Each record that follows must be given again without alteration.

*** Opening EXTRACTED INFORMATION ***

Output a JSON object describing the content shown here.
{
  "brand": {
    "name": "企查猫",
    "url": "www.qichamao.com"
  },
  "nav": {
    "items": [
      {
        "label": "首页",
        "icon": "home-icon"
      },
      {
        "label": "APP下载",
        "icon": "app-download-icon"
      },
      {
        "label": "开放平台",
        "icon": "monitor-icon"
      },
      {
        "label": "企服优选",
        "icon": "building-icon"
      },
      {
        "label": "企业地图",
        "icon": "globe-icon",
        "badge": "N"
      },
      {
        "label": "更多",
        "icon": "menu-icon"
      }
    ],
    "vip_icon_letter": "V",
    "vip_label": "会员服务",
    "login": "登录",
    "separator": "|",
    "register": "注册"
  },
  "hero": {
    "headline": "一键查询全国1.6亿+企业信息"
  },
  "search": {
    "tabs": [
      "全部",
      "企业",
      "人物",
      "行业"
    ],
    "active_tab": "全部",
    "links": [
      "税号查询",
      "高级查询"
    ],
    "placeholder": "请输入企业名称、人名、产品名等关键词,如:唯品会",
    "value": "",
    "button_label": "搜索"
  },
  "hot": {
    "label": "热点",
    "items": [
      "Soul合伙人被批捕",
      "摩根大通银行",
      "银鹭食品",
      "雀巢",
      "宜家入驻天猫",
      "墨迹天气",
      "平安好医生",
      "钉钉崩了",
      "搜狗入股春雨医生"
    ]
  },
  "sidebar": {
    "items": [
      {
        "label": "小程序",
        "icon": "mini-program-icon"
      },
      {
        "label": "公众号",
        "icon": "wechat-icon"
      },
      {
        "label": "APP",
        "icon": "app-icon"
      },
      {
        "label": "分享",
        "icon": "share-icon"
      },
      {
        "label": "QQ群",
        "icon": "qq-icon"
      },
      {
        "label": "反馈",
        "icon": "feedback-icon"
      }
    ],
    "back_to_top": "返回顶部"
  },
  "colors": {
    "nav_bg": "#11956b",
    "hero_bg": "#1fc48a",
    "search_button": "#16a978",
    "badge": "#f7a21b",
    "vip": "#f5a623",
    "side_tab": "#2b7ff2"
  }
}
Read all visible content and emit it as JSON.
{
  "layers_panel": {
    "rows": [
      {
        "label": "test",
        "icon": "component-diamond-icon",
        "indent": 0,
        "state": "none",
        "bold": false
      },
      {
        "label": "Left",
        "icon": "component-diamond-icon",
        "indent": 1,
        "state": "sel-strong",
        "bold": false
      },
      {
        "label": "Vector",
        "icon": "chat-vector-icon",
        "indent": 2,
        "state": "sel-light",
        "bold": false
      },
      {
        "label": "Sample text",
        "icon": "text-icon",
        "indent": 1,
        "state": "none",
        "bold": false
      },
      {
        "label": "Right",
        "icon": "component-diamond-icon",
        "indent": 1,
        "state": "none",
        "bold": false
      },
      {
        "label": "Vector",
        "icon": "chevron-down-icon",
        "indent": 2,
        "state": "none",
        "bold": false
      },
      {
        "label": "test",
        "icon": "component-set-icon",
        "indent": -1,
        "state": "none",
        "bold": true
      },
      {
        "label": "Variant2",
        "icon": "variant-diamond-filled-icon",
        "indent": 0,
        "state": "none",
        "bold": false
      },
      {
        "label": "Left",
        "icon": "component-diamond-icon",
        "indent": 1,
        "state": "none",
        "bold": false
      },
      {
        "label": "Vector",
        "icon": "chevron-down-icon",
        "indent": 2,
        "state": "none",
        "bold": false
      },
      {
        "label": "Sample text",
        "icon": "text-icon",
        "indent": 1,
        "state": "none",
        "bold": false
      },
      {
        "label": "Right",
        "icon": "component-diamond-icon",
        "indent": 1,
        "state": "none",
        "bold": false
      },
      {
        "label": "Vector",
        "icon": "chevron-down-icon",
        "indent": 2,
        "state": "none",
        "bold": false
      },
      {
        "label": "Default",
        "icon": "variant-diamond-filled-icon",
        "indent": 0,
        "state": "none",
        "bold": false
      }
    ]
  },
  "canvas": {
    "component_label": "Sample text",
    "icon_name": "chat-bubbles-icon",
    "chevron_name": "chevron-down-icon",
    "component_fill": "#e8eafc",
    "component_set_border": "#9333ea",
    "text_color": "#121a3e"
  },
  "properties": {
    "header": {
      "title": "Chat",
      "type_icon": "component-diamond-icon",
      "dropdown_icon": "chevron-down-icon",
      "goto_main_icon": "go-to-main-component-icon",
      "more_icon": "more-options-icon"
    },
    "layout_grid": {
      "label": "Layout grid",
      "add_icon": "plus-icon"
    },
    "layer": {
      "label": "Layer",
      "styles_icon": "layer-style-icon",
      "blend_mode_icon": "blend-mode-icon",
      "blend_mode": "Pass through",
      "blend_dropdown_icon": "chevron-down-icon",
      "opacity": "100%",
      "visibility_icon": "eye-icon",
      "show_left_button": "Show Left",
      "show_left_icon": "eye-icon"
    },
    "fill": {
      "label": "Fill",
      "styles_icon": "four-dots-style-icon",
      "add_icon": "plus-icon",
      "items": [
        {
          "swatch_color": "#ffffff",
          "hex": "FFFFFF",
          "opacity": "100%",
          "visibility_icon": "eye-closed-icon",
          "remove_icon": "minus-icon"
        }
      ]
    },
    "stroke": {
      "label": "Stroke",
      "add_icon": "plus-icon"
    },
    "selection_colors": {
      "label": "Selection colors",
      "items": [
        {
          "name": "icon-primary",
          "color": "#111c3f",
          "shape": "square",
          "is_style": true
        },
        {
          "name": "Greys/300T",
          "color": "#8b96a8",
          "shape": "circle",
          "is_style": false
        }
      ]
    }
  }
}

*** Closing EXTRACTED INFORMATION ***

* **ANSWER FOR THIS EXERCISE**
Output a JSON object describing the content shown here.
{
  "brand": {
    "name": "企查猫",
    "url": "www.qichamao.com"
  },
  "nav": {
    "items": [
      {
        "label": "首页",
        "icon": "home-icon"
      },
      {
        "label": "APP下载",
        "icon": "app-download-icon"
      },
      {
        "label": "开放平台",
        "icon": "monitor-icon"
      },
      {
        "label": "企服优选",
        "icon": "building-icon"
      },
      {
        "label": "企业地图",
        "icon": "globe-icon",
        "badge": "N"
      },
      {
        "label": "更多",
        "icon": "menu-icon"
      }
    ],
    "vip_icon_letter": "V",
    "vip_label": "会员服务",
    "login": "登录",
    "separator": "|",
    "register": "注册"
  },
  "hero": {
    "headline": "一键查询全国1.6亿+企业信息"
  },
  "search": {
    "tabs": [
      "全部",
      "企业",
      "人物",
      "行业"
    ],
    "active_tab": "全部",
    "links": [
      "税号查询",
      "高级查询"
    ],
    "placeholder": "请输入企业名称、人名、产品名等关键词,如:唯品会",
    "value": "",
    "button_label": "搜索"
  },
  "hot": {
    "label": "热点",
    "items": [
      "Soul合伙人被批捕",
      "摩根大通银行",
      "银鹭食品",
      "雀巢",
      "宜家入驻天猫",
      "墨迹天气",
      "平安好医生",
      "钉钉崩了",
      "搜狗入股春雨医生"
    ]
  },
  "sidebar": {
    "items": [
      {
        "label": "小程序",
        "icon": "mini-program-icon"
      },
      {
        "label": "公众号",
        "icon": "wechat-icon"
      },
      {
        "label": "APP",
        "icon": "app-icon"
      },
      {
        "label": "分享",
        "icon": "share-icon"
      },
      {
        "label": "QQ群",
        "icon": "qq-icon"
      },
      {
        "label": "反馈",
        "icon": "feedback-icon"
      }
    ],
    "back_to_top": "返回顶部"
  },
  "colors": {
    "nav_bg": "#11956b",
    "hero_bg": "#1fc48a",
    "search_button": "#16a978",
    "badge": "#f7a21b",
    "vip": "#f5a623",
    "side_tab": "#2b7ff2"
  }
}
Read all visible content and emit it as JSON.
{
  "layers_panel": {
    "rows": [
      {
        "label": "test",
        "icon": "component-diamond-icon",
        "indent": 0,
        "state": "none",
        "bold": false
      },
      {
        "label": "Left",
        "icon": "component-diamond-icon",
        "indent": 1,
        "state": "sel-strong",
        "bold": false
      },
      {
        "label": "Vector",
        "icon": "chat-vector-icon",
        "indent": 2,
        "state": "sel-light",
        "bold": false
      },
      {
        "label": "Sample text",
        "icon": "text-icon",
        "indent": 1,
        "state": "none",
        "bold": false
      },
      {
        "label": "Right",
        "icon": "component-diamond-icon",
        "indent": 1,
        "state": "none",
        "bold": false
      },
      {
        "label": "Vector",
        "icon": "chevron-down-icon",
        "indent": 2,
        "state": "none",
        "bold": false
      },
      {
        "label": "test",
        "icon": "component-set-icon",
        "indent": -1,
        "state": "none",
        "bold": true
      },
      {
        "label": "Variant2",
        "icon": "variant-diamond-filled-icon",
        "indent": 0,
        "state": "none",
        "bold": false
      },
      {
        "label": "Left",
        "icon": "component-diamond-icon",
        "indent": 1,
        "state": "none",
        "bold": false
      },
      {
        "label": "Vector",
        "icon": "chevron-down-icon",
        "indent": 2,
        "state": "none",
        "bold": false
      },
      {
        "label": "Sample text",
        "icon": "text-icon",
        "indent": 1,
        "state": "none",
        "bold": false
      },
      {
        "label": "Right",
        "icon": "component-diamond-icon",
        "indent": 1,
        "state": "none",
        "bold": false
      },
      {
        "label": "Vector",
        "icon": "chevron-down-icon",
        "indent": 2,
        "state": "none",
        "bold": false
      },
      {
        "label": "Default",
        "icon": "variant-diamond-filled-icon",
        "indent": 0,
        "state": "none",
        "bold": false
      }
    ]
  },
  "canvas": {
    "component_label": "Sample text",
    "icon_name": "chat-bubbles-icon",
    "chevron_name": "chevron-down-icon",
    "component_fill": "#e8eafc",
    "component_set_border": "#9333ea",
    "text_color": "#121a3e"
  },
  "properties": {
    "header": {
      "title": "Chat",
      "type_icon": "component-diamond-icon",
      "dropdown_icon": "chevron-down-icon",
      "goto_main_icon": "go-to-main-component-icon",
      "more_icon": "more-options-icon"
    },
    "layout_grid": {
      "label": "Layout grid",
      "add_icon": "plus-icon"
    },
    "layer": {
      "label": "Layer",
      "styles_icon": "layer-style-icon",
      "blend_mode_icon": "blend-mode-icon",
      "blend_mode": "Pass through",
      "blend_dropdown_icon": "chevron-down-icon",
      "opacity": "100%",
      "visibility_icon": "eye-icon",
      "show_left_button": "Show Left",
      "show_left_icon": "eye-icon"
    },
    "fill": {
      "label": "Fill",
      "styles_icon": "four-dots-style-icon",
      "add_icon": "plus-icon",
      "items": [
        {
          "swatch_color": "#ffffff",
          "hex": "FFFFFF",
          "opacity": "100%",
          "visibility_icon": "eye-closed-icon",
          "remove_icon": "minus-icon"
        }
      ]
    },
    "stroke": {
      "label": "Stroke",
      "add_icon": "plus-icon"
    },
    "selection_colors": {
      "label": "Selection colors",
      "items": [
        {
          "name": "icon-primary",
          "color": "#111c3f",
          "shape": "square",
          "is_style": true
        },
        {
          "name": "Greys/300T",
          "color": "#8b96a8",
          "shape": "circle",
          "is_style": false
        }
      ]
    }
  }
}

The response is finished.